Before long, Steve had added a conger as had Joe, together with some small ray’s and even more dogfish, but all eye’s were soon on Andrew who’s uptide rod was groaning as an unknown fish made several good dives for the sea bed. Harry observed that the line on Andrew’s reel looked a little tired and familiar and Andrew confirmed that it was indeed the very same he had used almost two years ago on their last visit to Minehead.

But it did the job, as before too long the fish was safely in the net. A lovely blonde ray of mid double figures in weight was the highlight of the trip and despite the Bristol Channel having one of its off days, a good day out was enjoyed by all. With the ebbing tide rapidly getting underway, Dave called time and the team headed in for a well deserved pint!

 

 

Blonde's Are Beautiful

Blonde’s Are Beautiful

A Fitting End To A Great Day

A Fitting End To A Great Day

Minehead Charterboat Autumn

Andy Bickle 24lb Alykat Cod

Andy Bickle 24lb AlyKat Minehead Cod

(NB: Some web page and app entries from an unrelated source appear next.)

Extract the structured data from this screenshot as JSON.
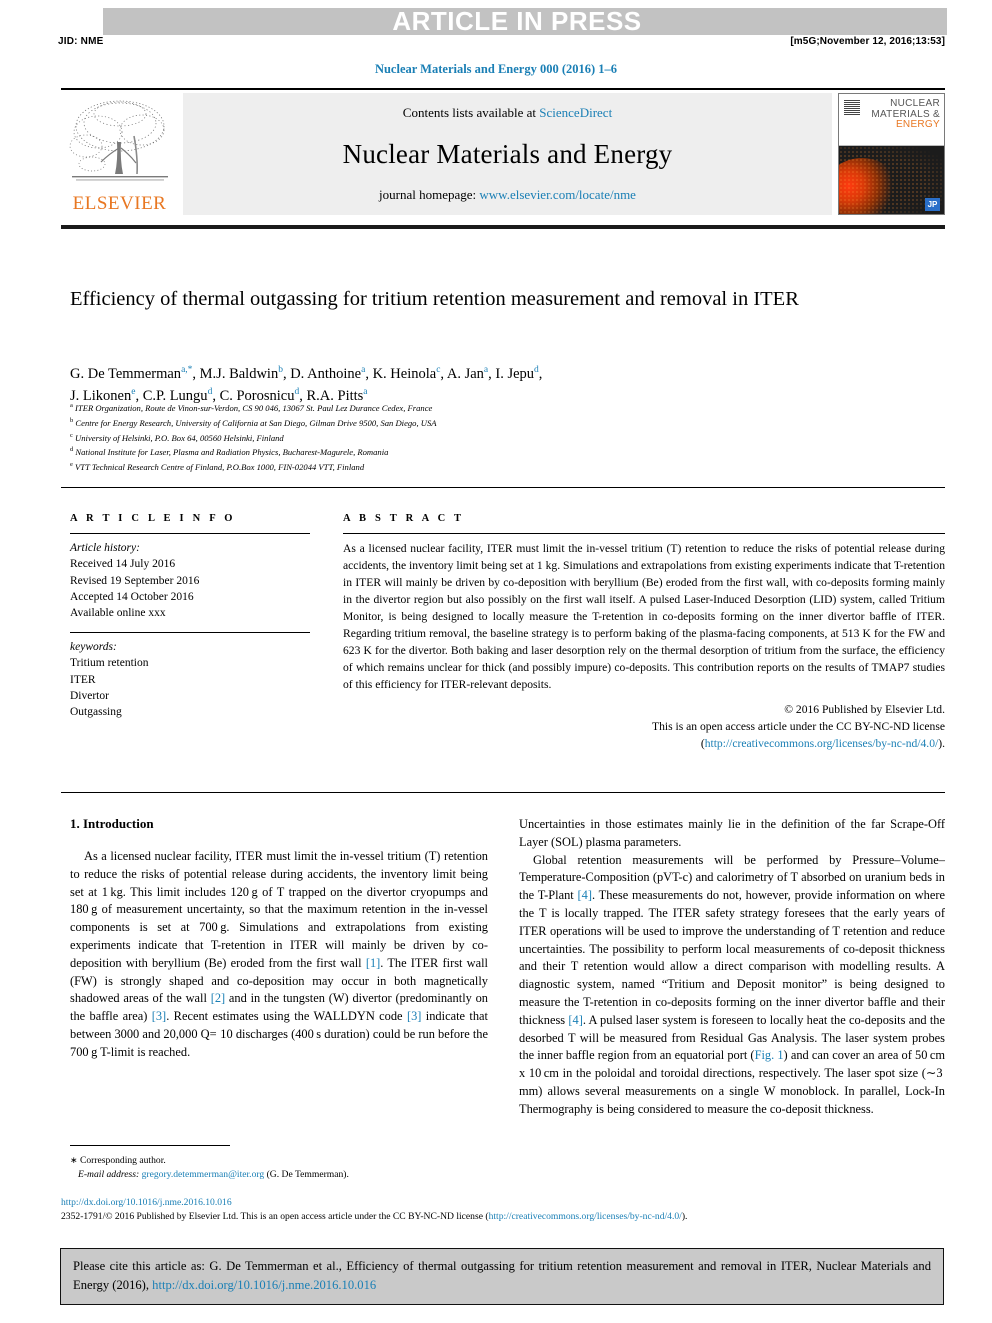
{
  "banner": {
    "text": "ARTICLE IN PRESS",
    "jid": "JID: NME",
    "stamp": "[m5G;November 12, 2016;13:53]",
    "bg_color": "#c2c2c2"
  },
  "journal_ref": "Nuclear Materials and Energy 000 (2016) 1–6",
  "masthead": {
    "publisher": "ELSEVIER",
    "contents_prefix": "Contents lists available at ",
    "contents_link": "ScienceDirect",
    "journal_name": "Nuclear Materials and Energy",
    "homepage_prefix": "journal homepage: ",
    "homepage_link": "www.elsevier.com/locate/nme",
    "cover": {
      "line1": "NUCLEAR",
      "line2": "MATERIALS &",
      "line3": "ENERGY",
      "badge": "JP"
    },
    "link_color": "#1a7fb5",
    "brand_color": "#e87722"
  },
  "article": {
    "title": "Efficiency of thermal outgassing for tritium retention measurement and removal in ITER",
    "authors_line1": "G. De Temmerman",
    "authors": "G. De Temmerman<sup>a,*</sup>, M.J. Baldwin<sup>b</sup>, D. Anthoine<sup>a</sup>, K. Heinola<sup>c</sup>, A. Jan<sup>a</sup>, I. Jepu<sup>d</sup>, J. Likonen<sup>e</sup>, C.P. Lungu<sup>d</sup>, C. Porosnicu<sup>d</sup>, R.A. Pitts<sup>a</sup>",
    "affiliations": [
      {
        "mark": "a",
        "text": "ITER Organization, Route de Vinon-sur-Verdon, CS 90 046, 13067 St. Paul Lez Durance Cedex, France"
      },
      {
        "mark": "b",
        "text": "Centre for Energy Research, University of California at San Diego, Gilman Drive 9500, San Diego, USA"
      },
      {
        "mark": "c",
        "text": "University of Helsinki, P.O. Box 64, 00560 Helsinki, Finland"
      },
      {
        "mark": "d",
        "text": "National Institute for Laser, Plasma and Radiation Physics, Bucharest-Magurele, Romania"
      },
      {
        "mark": "e",
        "text": "VTT Technical Research Centre of Finland, P.O.Box 1000, FIN-02044 VTT, Finland"
      }
    ]
  },
  "article_info": {
    "heading": "A R T I C L E   I N F O",
    "history_label": "Article history:",
    "history": [
      "Received 14 July 2016",
      "Revised 19 September 2016",
      "Accepted 14 October 2016",
      "Available online xxx"
    ],
    "keywords_label": "keywords:",
    "keywords": [
      "Tritium retention",
      "ITER",
      "Divertor",
      "Outgassing"
    ]
  },
  "abstract": {
    "heading": "A B S T R A C T",
    "body": "As a licensed nuclear facility, ITER must limit the in-vessel tritium (T) retention to reduce the risks of potential release during accidents, the inventory limit being set at 1 kg. Simulations and extrapolations from existing experiments indicate that T-retention in ITER will mainly be driven by co-deposition with beryllium (Be) eroded from the first wall, with co-deposits forming mainly in the divertor region but also possibly on the first wall itself. A pulsed Laser-Induced Desorption (LID) system, called Tritium Monitor, is being designed to locally measure the T-retention in co-deposits forming on the inner divertor baffle of ITER. Regarding tritium removal, the baseline strategy is to perform baking of the plasma-facing components, at 513 K for the FW and 623 K for the divertor. Both baking and laser desorption rely on the thermal desorption of tritium from the surface, the efficiency of which remains unclear for thick (and possibly impure) co-deposits. This contribution reports on the results of TMAP7 studies of this efficiency for ITER-relevant deposits.",
    "copyright_line1": "© 2016 Published by Elsevier Ltd.",
    "copyright_line2": "This is an open access article under the CC BY-NC-ND license",
    "copyright_line3_prefix": "(",
    "copyright_link": "http://creativecommons.org/licenses/by-nc-nd/4.0/",
    "copyright_line3_suffix": ")."
  },
  "body": {
    "section_heading": "1. Introduction",
    "left_paragraphs": [
      "As a licensed nuclear facility, ITER must limit the in-vessel tritium (T) retention to reduce the risks of potential release during accidents, the inventory limit being set at 1 kg. This limit includes 120 g of T trapped on the divertor cryopumps and 180 g of measurement uncertainty, so that the maximum retention in the in-vessel components is set at 700 g. Simulations and extrapolations from existing experiments indicate that T-retention in ITER will mainly be driven by co-deposition with beryllium (Be) eroded from the first wall [1]. The ITER first wall (FW) is strongly shaped and co-deposition may occur in both magnetically shadowed areas of the wall [2] and in the tungsten (W) divertor (predominantly on the baffle area) [3]. Recent estimates using the WALLDYN code [3] indicate that between 3000 and 20,000 Q= 10 discharges (400 s duration) could be run before the 700 g T-limit is reached."
    ],
    "right_paragraphs": [
      "Uncertainties in those estimates mainly lie in the definition of the far Scrape-Off Layer (SOL) plasma parameters.",
      "Global retention measurements will be performed by Pressure–Volume–Temperature-Composition (pVT-c) and calorimetry of T absorbed on uranium beds in the T-Plant [4]. These measurements do not, however, provide information on where the T is locally trapped. The ITER safety strategy foresees that the early years of ITER operations will be used to improve the understanding of T retention and reduce uncertainties. The possibility to perform local measurements of co-deposit thickness and their T retention would allow a direct comparison with modelling results. A diagnostic system, named “Tritium and Deposit monitor” is being designed to measure the T-retention in co-deposits forming on the inner divertor baffle and their thickness [4]. A pulsed laser system is foreseen to locally heat the co-deposits and the desorbed T will be measured from Residual Gas Analysis. The laser system probes the inner baffle region from an equatorial port (Fig. 1) and can cover an area of 50 cm x 10 cm in the poloidal and toroidal directions, respectively. The laser spot size (~3 mm) allows several measurements on a single W monoblock. In parallel, Lock-In Thermography is being considered to measure the co-deposit thickness."
    ]
  },
  "footnote": {
    "corresponding": "Corresponding author.",
    "email_label": "E-mail address:",
    "email": "gregory.detemmerman@iter.org",
    "email_suffix": "(G. De Temmerman)."
  },
  "doi_block": {
    "doi_url": "http://dx.doi.org/10.1016/j.nme.2016.10.016",
    "issn_line_prefix": "2352-1791/© 2016 Published by Elsevier Ltd. This is an open access article under the CC BY-NC-ND license (",
    "issn_link": "http://creativecommons.org/licenses/by-nc-nd/4.0/",
    "issn_line_suffix": ")."
  },
  "cite_box": {
    "text_prefix": "Please cite this article as: G. De Temmerman et al., Efficiency of thermal outgassing for tritium retention measurement and removal in ITER, Nuclear Materials and Energy (2016), ",
    "link": "http://dx.doi.org/10.1016/j.nme.2016.10.016"
  }
}
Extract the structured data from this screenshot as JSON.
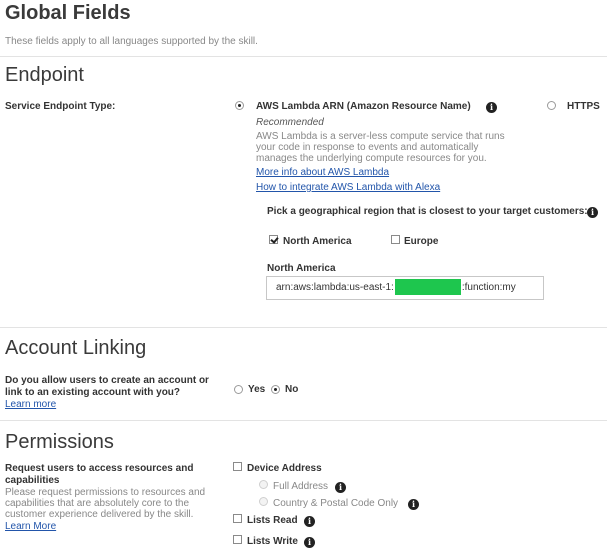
{
  "global": {
    "title": "Global Fields",
    "subtitle": "These fields apply to all languages supported by the skill."
  },
  "endpoint": {
    "heading": "Endpoint",
    "type_label": "Service Endpoint Type:",
    "option_lambda": "AWS Lambda ARN (Amazon Resource Name)",
    "recommended": "Recommended",
    "lambda_desc_1": "AWS Lambda is a server-less compute service that runs",
    "lambda_desc_2": "your code in response to events and automatically",
    "lambda_desc_3": "manages the underlying compute resources for you.",
    "link_more_info": "More info about AWS Lambda",
    "link_integrate": "How to integrate AWS Lambda with Alexa",
    "option_https": "HTTPS",
    "region_prompt": "Pick a geographical region that is closest to your target customers:",
    "region_na": "North America",
    "region_eu": "Europe",
    "region_na_label": "North America",
    "arn_prefix": "arn:aws:lambda:us-east-1:",
    "arn_suffix": ":function:my"
  },
  "account_linking": {
    "heading": "Account Linking",
    "question_1": "Do you allow users to create an account or",
    "question_2": "link to an existing account with you?",
    "learn_more": "Learn more",
    "yes": "Yes",
    "no": "No"
  },
  "permissions": {
    "heading": "Permissions",
    "label_1": "Request users to access resources and",
    "label_2": "capabilities",
    "desc_1": "Please request permissions to resources and",
    "desc_2": "capabilities that are absolutely core to the",
    "desc_3": "customer experience delivered by the skill.",
    "learn_more": "Learn More",
    "device_address": "Device Address",
    "full_address": "Full Address",
    "country_postal": "Country & Postal Code Only",
    "lists_read": "Lists Read",
    "lists_write": "Lists Write"
  },
  "colors": {
    "link": "#2255aa",
    "redaction": "#1ec64e",
    "divider": "#e3e3e3"
  }
}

Again, the Bristol Channel is coming good as the winter season approaches. Charter boat activity has been nonstop with cod and whiting showing from all recognised marks. A cracking cod of 24lb caught by Andy Bickle from the TOR SAC is the best so far from the “AlyKat” but I won’t hold my breath on that being the best of the season! Most trips are now producing double figure cod, not huge numbers but the fish are certainly there for the taking. The smaller fish are, as usual showing a preference for worm baits. Lug or rag will do but you will need plenty of it! A cod has a huge mouth and will think nothing of devouring a dozen worms and a strip of calamari! When rebaiting, to save those precious worms, simply push the old stuff up the trace and add more on the hook to freshen up, simple! The art (if there is one) to cod fishing is patience. Be prepared to sit it out. After all, when you have been fishing in the same spot for say an hour, you will have laid a huge scent trail for the fish to locate and ascend upon, it seems a shame to move away and leave all that behind!
Whiting have also played a big part in charter trips with some nice fish to around 3lb reported. These fish are a great filler in when the cod are slow. A strip of mackerel fillet will always attract these fish. Beware though, the old conger will be only too glad to relieve you of your whiting bait, and your whiting also if you happen to have one!
Congers are at their most active now here in the Cannel. They will be hell bent on feeding up for the winter. Whiting, herring and sprat will be their favoured food as they attempt to fatten up before they slow up for the winter. After Christmas, the eels will be virtually nonexistent for what reason I guess we’ll never really know, it just seems to be some sort of hibernation thing.
January will be the time to get out there in search of that magical thirty pounder. Historically this is the time to really target the big fish. Massive baits and again, lots of patience will certainly be worth the effort for those lucky few who are prepared to put the effort in.
If you fancy a crack at the Bristol Channel cod run with virtually no steaming time, give me a ring and we’ll see what we can find!
Dave Roberts “AlyKat” Charters Ltd.

Lucy Henderson 16lb Thorny

Lucy Henderson 16lb Thornback Ray From Minehead

Jon Mattick With A Hard Fighting Bristol Channel Cod

Jon Mattick With A Hard Fighting Bristol Channel Cod

 

Tim Poat 12lb Cod

Tim Poat 12lb Cod